---- EXTRACTED DATA

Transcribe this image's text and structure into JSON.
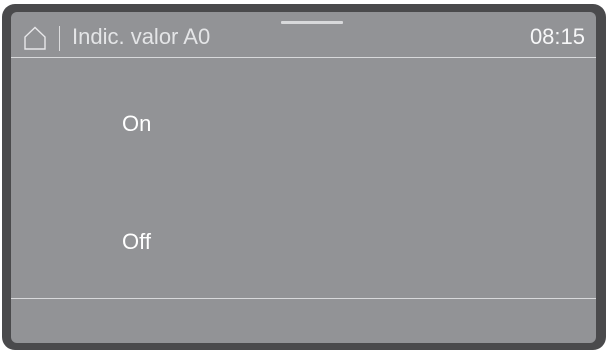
{
  "header": {
    "title": "Indic. valor A0",
    "time": "08:15",
    "home_icon": "home-icon"
  },
  "options": [
    {
      "label": "On"
    },
    {
      "label": "Off"
    }
  ]
}
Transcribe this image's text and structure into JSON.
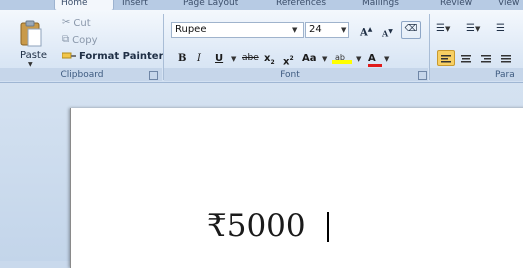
{
  "tabs": [
    "Home",
    "Insert",
    "Page Layout",
    "References",
    "Mailings",
    "Review",
    "View"
  ],
  "clipboard": {
    "paste_label": "Paste",
    "cut_label": "Cut",
    "copy_label": "Copy",
    "format_painter_label": "Format Painter",
    "group_label": "Clipboard"
  },
  "font": {
    "font_name": "Rupee",
    "font_size": "24",
    "group_label": "Font",
    "bold_label": "B",
    "italic_label": "I",
    "underline_label": "U",
    "strike_label": "abe",
    "subscript_label": "x",
    "superscript_label": "x",
    "case_label": "Aa",
    "grow_label": "A",
    "shrink_label": "A"
  },
  "paragraph": {
    "group_label": "Para"
  },
  "document": {
    "text": "₹5000"
  },
  "colors": {
    "highlight": "#ffff00",
    "font_color": "#e01b1b",
    "accent": "#f2c64a"
  }
}
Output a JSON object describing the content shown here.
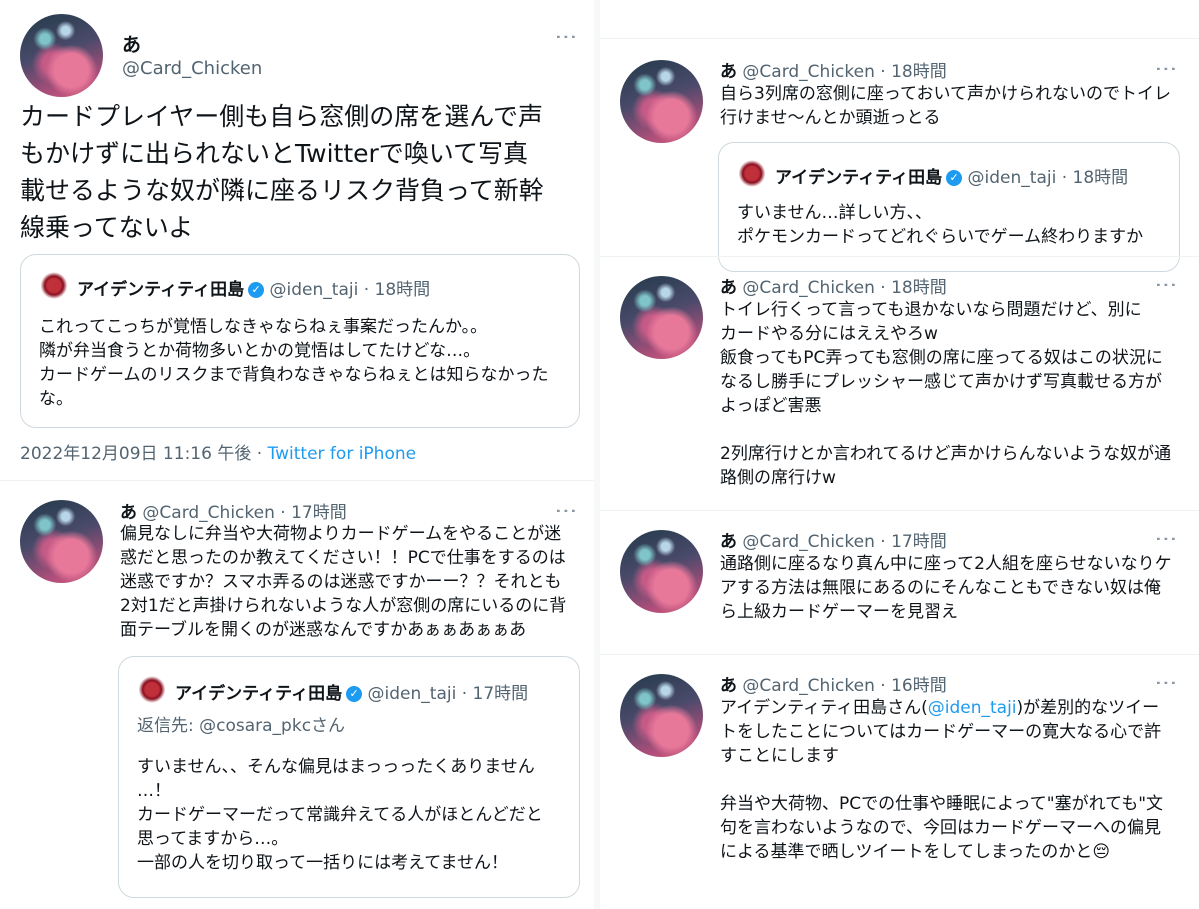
{
  "main_tweet": {
    "display_name": "あ",
    "handle": "@Card_Chicken",
    "text": "カードプレイヤー側も自ら窓側の席を選んで声\nもかけずに出られないとTwitterで喚いて写真\n載せるような奴が隣に座るリスク背負って新幹\n線乗ってないよ",
    "quote": {
      "display_name": "アイデンティティ田島",
      "handle": "@iden_taji",
      "time": "18時間",
      "text": "これってこっちが覚悟しなきゃならねぇ事案だったんか。。\n隣が弁当食うとか荷物多いとかの覚悟はしてたけどな…。\nカードゲームのリスクまで背負わなきゃならねぇとは知らなかった\nな。"
    },
    "timestamp": "2022年12月09日 11:16 午後",
    "source": "Twitter for iPhone"
  },
  "reply_left": {
    "display_name": "あ",
    "handle": "@Card_Chicken",
    "time": "17時間",
    "text": "偏見なしに弁当や大荷物よりカードゲームをやることが迷\n惑だと思ったのか教えてください！！PCで仕事をするのは\n迷惑ですか？スマホ弄るのは迷惑ですかーー？？それとも\n2対1だと声掛けられないような人が窓側の席にいるのに背\n面テーブルを開くのが迷惑なんですかあぁぁあぁぁあ",
    "quote": {
      "display_name": "アイデンティティ田島",
      "handle": "@iden_taji",
      "time": "17時間",
      "reply_to": "返信先: @cosara_pkcさん",
      "text": "すいません、、そんな偏見はまっっったくありません\n…！\nカードゲーマーだって常識弁えてる人がほとんどだと\n思ってますから…。\n一部の人を切り取って一括りには考えてません！"
    }
  },
  "right_tweets": [
    {
      "display_name": "あ",
      "handle": "@Card_Chicken",
      "time": "18時間",
      "text": "自ら3列席の窓側に座っておいて声かけられないのでトイレ\n行けませ〜んとか頭逝っとる",
      "quote": {
        "display_name": "アイデンティティ田島",
        "handle": "@iden_taji",
        "time": "18時間",
        "text": "すいません…詳しい方、、\nポケモンカードってどれぐらいでゲーム終わりますか"
      }
    },
    {
      "display_name": "あ",
      "handle": "@Card_Chicken",
      "time": "18時間",
      "text": "トイレ行くって言っても退かないなら問題だけど、別に\nカードやる分にはええやろw\n飯食ってもPC弄っても窓側の席に座ってる奴はこの状況に\nなるし勝手にプレッシャー感じて声かけず写真載せる方が\nよっぽど害悪\n\n2列席行けとか言われてるけど声かけらんないような奴が通\n路側の席行けw"
    },
    {
      "display_name": "あ",
      "handle": "@Card_Chicken",
      "time": "17時間",
      "text": "通路側に座るなり真ん中に座って2人組を座らせないなりケ\nアする方法は無限にあるのにそんなこともできない奴は俺\nら上級カードゲーマーを見習え"
    },
    {
      "display_name": "あ",
      "handle": "@Card_Chicken",
      "time": "16時間",
      "text_pre": "アイデンティティ田島さん(",
      "mention": "@iden_taji",
      "text_post": ")が差別的なツイー\nトをしたことについてはカードゲーマーの寛大なる心で許\nすことにします\n\n弁当や大荷物、PCでの仕事や睡眠によって\"塞がれても\"文\n句を言わないようなので、今回はカードゲーマーへの偏見\nによる基準で晒しツイートをしてしまったのかと",
      "emoji": "😔"
    }
  ],
  "separator": "·",
  "more_icon": "⋮",
  "colors": {
    "accent": "#1d9bf0",
    "muted": "#536471",
    "border": "#cfd9de"
  }
}
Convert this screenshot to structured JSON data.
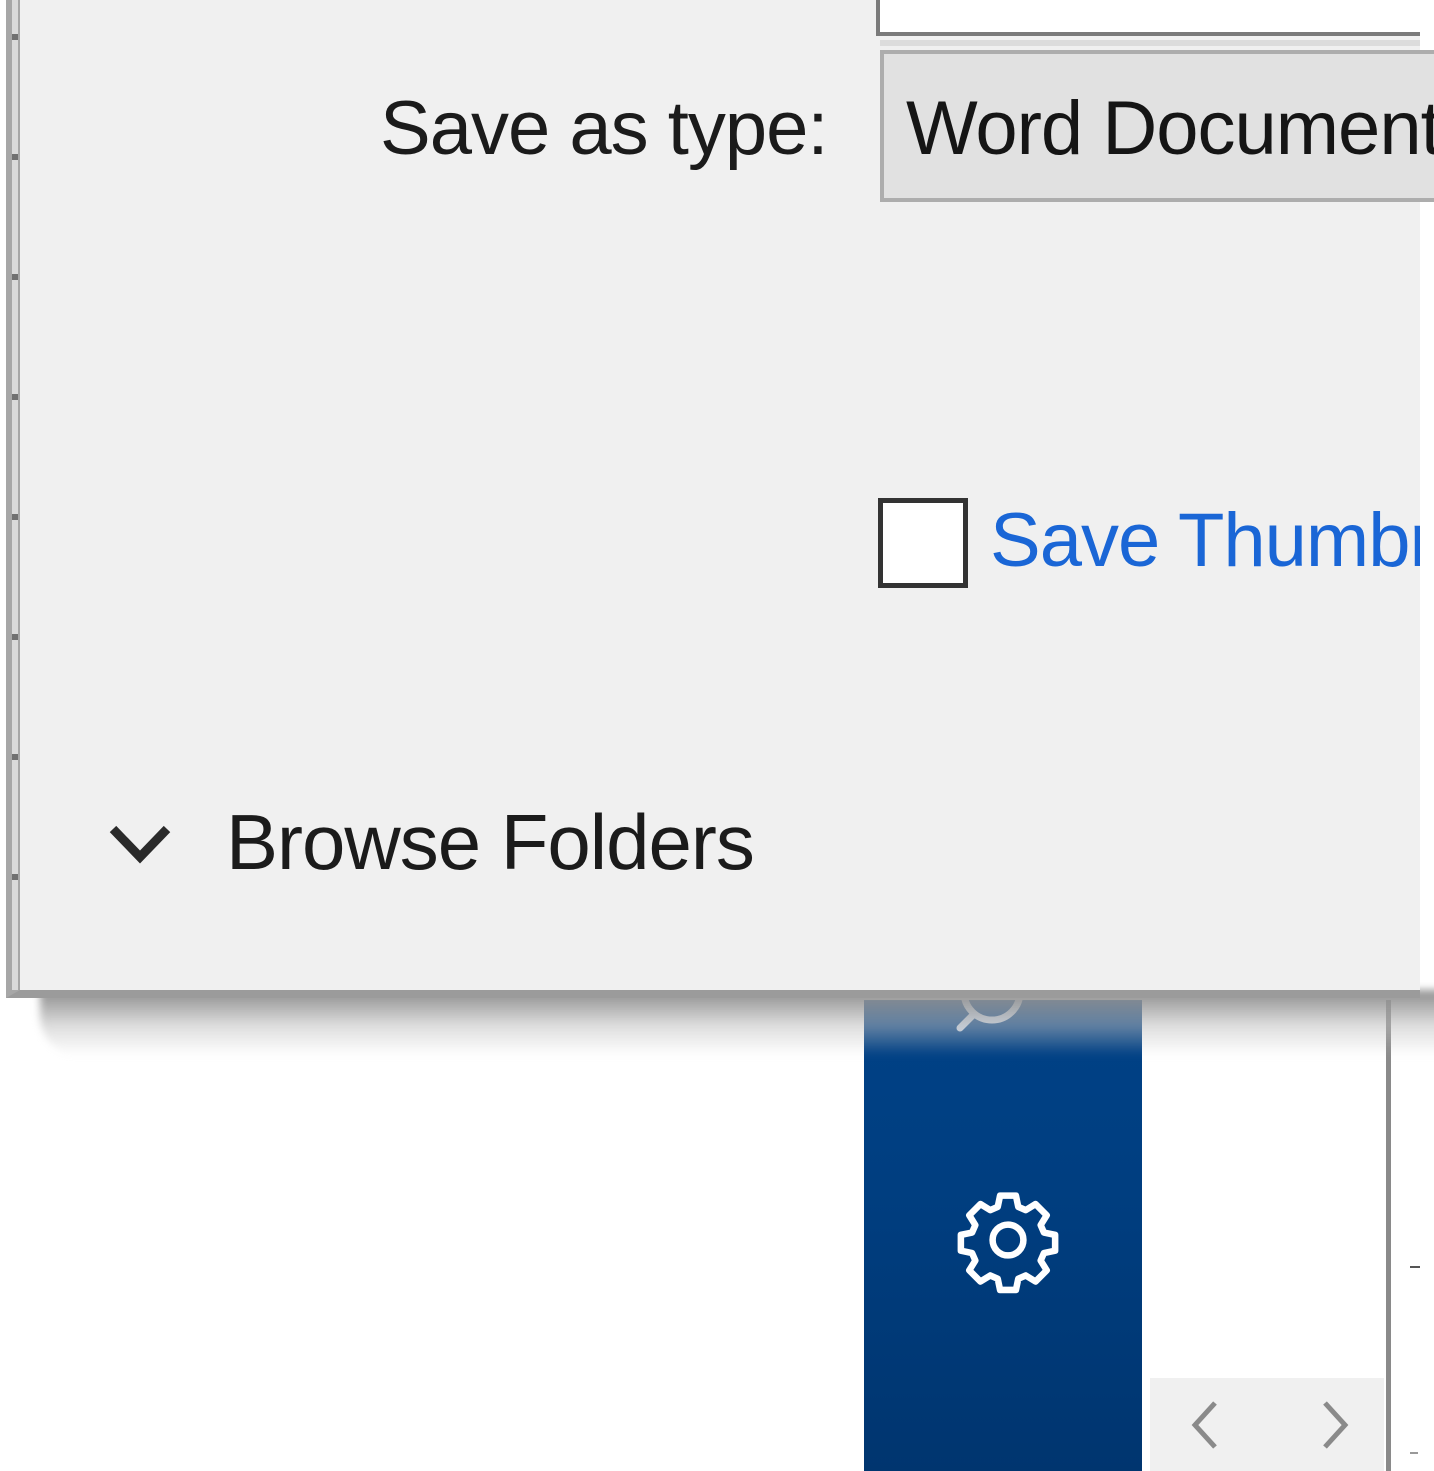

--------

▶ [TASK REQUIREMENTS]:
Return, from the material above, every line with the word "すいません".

▶ [EXERCISE RESULT]:
      "text": "すいません、、そんな偏見はまっっったくありません\n…！\nカードゲーマーだって常識弁えてる人がほとんどだと\n思ってますから…。\n一部の人を切り取って一括りには考えてません！"
        "text": "すいません…詳しい方、、\nポケモンカードってどれぐらいでゲーム終わりますか"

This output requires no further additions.